- Opening Delimiter -
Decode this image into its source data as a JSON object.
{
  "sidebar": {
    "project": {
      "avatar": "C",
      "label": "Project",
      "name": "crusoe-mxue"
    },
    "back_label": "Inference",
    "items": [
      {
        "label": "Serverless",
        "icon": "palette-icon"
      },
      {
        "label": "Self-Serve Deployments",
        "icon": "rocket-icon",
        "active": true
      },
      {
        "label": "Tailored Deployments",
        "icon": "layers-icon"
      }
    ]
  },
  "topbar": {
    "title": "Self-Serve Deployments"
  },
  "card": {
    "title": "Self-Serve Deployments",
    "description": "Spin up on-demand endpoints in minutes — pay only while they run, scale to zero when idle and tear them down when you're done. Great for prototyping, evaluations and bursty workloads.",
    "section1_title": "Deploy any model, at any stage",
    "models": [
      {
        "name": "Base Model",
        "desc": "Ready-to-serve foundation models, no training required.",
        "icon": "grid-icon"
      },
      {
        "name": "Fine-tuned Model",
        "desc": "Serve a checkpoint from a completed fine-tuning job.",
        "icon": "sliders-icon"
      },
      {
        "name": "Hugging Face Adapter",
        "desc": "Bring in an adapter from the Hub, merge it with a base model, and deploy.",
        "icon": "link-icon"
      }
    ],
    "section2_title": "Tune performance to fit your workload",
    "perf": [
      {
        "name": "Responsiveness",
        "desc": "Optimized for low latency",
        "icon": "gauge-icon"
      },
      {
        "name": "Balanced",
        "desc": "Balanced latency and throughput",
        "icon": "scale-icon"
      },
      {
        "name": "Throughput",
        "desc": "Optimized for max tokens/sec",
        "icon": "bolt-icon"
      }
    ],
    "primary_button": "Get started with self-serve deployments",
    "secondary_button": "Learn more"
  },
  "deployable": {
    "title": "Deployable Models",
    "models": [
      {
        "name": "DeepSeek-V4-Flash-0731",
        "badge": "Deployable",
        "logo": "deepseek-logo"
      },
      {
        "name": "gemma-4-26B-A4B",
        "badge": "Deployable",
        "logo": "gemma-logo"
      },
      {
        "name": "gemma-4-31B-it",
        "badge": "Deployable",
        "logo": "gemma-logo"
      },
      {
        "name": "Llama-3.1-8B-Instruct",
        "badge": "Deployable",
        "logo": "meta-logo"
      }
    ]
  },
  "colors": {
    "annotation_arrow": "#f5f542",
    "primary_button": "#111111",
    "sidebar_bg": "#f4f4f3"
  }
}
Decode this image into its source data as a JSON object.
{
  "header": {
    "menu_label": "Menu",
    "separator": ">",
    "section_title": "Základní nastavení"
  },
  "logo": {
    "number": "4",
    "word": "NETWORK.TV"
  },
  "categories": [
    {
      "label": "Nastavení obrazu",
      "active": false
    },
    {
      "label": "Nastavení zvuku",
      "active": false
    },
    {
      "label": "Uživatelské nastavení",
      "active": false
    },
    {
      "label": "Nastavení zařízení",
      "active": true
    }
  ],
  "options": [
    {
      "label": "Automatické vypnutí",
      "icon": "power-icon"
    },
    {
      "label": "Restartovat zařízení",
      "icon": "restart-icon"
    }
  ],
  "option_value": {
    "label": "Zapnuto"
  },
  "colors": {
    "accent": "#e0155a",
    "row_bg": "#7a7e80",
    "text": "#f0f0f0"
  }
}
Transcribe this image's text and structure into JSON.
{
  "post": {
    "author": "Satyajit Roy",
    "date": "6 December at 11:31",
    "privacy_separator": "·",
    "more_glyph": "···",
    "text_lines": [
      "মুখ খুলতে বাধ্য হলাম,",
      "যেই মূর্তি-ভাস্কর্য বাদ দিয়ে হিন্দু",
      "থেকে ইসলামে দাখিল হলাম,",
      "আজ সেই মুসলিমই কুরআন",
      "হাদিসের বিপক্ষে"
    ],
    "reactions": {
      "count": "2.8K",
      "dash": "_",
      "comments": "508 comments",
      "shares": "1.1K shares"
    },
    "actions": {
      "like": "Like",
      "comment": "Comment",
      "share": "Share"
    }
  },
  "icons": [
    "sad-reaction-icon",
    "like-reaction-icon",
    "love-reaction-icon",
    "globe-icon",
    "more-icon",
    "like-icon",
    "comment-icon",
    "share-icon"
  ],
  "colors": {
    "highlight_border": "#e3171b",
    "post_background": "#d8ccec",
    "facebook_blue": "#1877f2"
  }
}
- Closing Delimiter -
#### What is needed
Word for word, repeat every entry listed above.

#### Finished task
Decode this image into its source data as a JSON object.
{
  "sidebar": {
    "project": {
      "avatar": "C",
      "label": "Project",
      "name": "crusoe-mxue"
    },
    "back_label": "Inference",
    "items": [
      {
        "label": "Serverless",
        "icon": "palette-icon"
      },
      {
        "label": "Self-Serve Deployments",
        "icon": "rocket-icon",
        "active": true
      },
      {
        "label": "Tailored Deployments",
        "icon": "layers-icon"
      }
    ]
  },
  "topbar": {
    "title": "Self-Serve Deployments"
  },
  "card": {
    "title": "Self-Serve Deployments",
    "description": "Spin up on-demand endpoints in minutes — pay only while they run, scale to zero when idle and tear them down when you're done. Great for prototyping, evaluations and bursty workloads.",
    "section1_title": "Deploy any model, at any stage",
    "models": [
      {
        "name": "Base Model",
        "desc": "Ready-to-serve foundation models, no training required.",
        "icon": "grid-icon"
      },
      {
        "name": "Fine-tuned Model",
        "desc": "Serve a checkpoint from a completed fine-tuning job.",
        "icon": "sliders-icon"
      },
      {
        "name": "Hugging Face Adapter",
        "desc": "Bring in an adapter from the Hub, merge it with a base model, and deploy.",
        "icon": "link-icon"
      }
    ],
    "section2_title": "Tune performance to fit your workload",
    "perf": [
      {
        "name": "Responsiveness",
        "desc": "Optimized for low latency",
        "icon": "gauge-icon"
      },
      {
        "name": "Balanced",
        "desc": "Balanced latency and throughput",
        "icon": "scale-icon"
      },
      {
        "name": "Throughput",
        "desc": "Optimized for max tokens/sec",
        "icon": "bolt-icon"
      }
    ],
    "primary_button": "Get started with self-serve deployments",
    "secondary_button": "Learn more"
  },
  "deployable": {
    "title": "Deployable Models",
    "models": [
      {
        "name": "DeepSeek-V4-Flash-0731",
        "badge": "Deployable",
        "logo": "deepseek-logo"
      },
      {
        "name": "gemma-4-26B-A4B",
        "badge": "Deployable",
        "logo": "gemma-logo"
      },
      {
        "name": "gemma-4-31B-it",
        "badge": "Deployable",
        "logo": "gemma-logo"
      },
      {
        "name": "Llama-3.1-8B-Instruct",
        "badge": "Deployable",
        "logo": "meta-logo"
      }
    ]
  },
  "colors": {
    "annotation_arrow": "#f5f542",
    "primary_button": "#111111",
    "sidebar_bg": "#f4f4f3"
  }
}
Decode this image into its source data as a JSON object.
{
  "header": {
    "menu_label": "Menu",
    "separator": ">",
    "section_title": "Základní nastavení"
  },
  "logo": {
    "number": "4",
    "word": "NETWORK.TV"
  },
  "categories": [
    {
      "label": "Nastavení obrazu",
      "active": false
    },
    {
      "label": "Nastavení zvuku",
      "active": false
    },
    {
      "label": "Uživatelské nastavení",
      "active": false
    },
    {
      "label": "Nastavení zařízení",
      "active": true
    }
  ],
  "options": [
    {
      "label": "Automatické vypnutí",
      "icon": "power-icon"
    },
    {
      "label": "Restartovat zařízení",
      "icon": "restart-icon"
    }
  ],
  "option_value": {
    "label": "Zapnuto"
  },
  "colors": {
    "accent": "#e0155a",
    "row_bg": "#7a7e80",
    "text": "#f0f0f0"
  }
}
Transcribe this image's text and structure into JSON.
{
  "post": {
    "author": "Satyajit Roy",
    "date": "6 December at 11:31",
    "privacy_separator": "·",
    "more_glyph": "···",
    "text_lines": [
      "মুখ খুলতে বাধ্য হলাম,",
      "যেই মূর্তি-ভাস্কর্য বাদ দিয়ে হিন্দু",
      "থেকে ইসলামে দাখিল হলাম,",
      "আজ সেই মুসলিমই কুরআন",
      "হাদিসের বিপক্ষে"
    ],
    "reactions": {
      "count": "2.8K",
      "dash": "_",
      "comments": "508 comments",
      "shares": "1.1K shares"
    },
    "actions": {
      "like": "Like",
      "comment": "Comment",
      "share": "Share"
    }
  },
  "icons": [
    "sad-reaction-icon",
    "like-reaction-icon",
    "love-reaction-icon",
    "globe-icon",
    "more-icon",
    "like-icon",
    "comment-icon",
    "share-icon"
  ],
  "colors": {
    "highlight_border": "#e3171b",
    "post_background": "#d8ccec",
    "facebook_blue": "#1877f2"
  }
}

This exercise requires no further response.